Work item.
In the entries below, count every line that has the string "Supplier", and answer with that count alone.

---------------

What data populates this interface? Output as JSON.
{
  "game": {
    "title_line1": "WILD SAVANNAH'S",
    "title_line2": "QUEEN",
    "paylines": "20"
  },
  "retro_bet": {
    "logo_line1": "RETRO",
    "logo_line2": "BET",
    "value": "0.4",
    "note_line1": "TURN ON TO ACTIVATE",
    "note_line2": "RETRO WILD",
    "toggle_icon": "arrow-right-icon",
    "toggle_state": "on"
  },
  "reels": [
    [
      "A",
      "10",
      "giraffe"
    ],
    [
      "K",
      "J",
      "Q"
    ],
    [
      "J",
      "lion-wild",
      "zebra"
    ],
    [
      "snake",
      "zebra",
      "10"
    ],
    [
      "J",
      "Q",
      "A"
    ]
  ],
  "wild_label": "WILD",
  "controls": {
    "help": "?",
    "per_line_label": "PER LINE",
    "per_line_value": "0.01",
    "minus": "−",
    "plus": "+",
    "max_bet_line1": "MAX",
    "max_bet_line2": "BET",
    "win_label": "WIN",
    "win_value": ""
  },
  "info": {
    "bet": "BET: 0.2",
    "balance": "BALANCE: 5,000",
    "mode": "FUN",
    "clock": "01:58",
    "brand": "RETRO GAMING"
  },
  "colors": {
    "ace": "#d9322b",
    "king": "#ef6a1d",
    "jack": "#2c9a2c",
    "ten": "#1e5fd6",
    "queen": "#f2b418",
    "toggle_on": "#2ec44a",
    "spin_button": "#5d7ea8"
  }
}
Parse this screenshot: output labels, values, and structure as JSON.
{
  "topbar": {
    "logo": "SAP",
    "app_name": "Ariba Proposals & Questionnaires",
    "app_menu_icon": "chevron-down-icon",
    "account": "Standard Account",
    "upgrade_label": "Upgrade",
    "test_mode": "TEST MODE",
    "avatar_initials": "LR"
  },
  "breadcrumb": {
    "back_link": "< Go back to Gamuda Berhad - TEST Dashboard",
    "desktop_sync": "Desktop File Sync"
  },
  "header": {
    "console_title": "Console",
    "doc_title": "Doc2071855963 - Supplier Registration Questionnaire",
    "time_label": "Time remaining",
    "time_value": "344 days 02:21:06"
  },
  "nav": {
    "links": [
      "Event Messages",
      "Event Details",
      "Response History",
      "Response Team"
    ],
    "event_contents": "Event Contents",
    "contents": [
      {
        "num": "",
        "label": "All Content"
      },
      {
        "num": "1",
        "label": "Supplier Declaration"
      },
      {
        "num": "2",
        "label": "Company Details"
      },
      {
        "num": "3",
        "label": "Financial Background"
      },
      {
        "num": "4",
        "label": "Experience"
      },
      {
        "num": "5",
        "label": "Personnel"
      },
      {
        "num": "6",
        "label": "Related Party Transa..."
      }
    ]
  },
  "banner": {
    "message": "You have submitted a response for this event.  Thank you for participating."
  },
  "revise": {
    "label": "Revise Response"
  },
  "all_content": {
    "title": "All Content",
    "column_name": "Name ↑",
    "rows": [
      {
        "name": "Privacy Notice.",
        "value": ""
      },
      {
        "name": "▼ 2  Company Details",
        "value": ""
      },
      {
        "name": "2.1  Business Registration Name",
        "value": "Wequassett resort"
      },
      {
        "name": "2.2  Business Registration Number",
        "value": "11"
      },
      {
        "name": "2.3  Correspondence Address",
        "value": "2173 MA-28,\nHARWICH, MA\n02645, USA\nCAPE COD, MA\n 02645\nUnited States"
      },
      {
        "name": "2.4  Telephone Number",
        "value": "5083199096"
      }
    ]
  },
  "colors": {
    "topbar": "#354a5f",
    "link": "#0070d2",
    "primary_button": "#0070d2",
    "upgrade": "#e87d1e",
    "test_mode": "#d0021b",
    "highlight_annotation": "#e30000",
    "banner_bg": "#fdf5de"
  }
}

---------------

Solution below.
2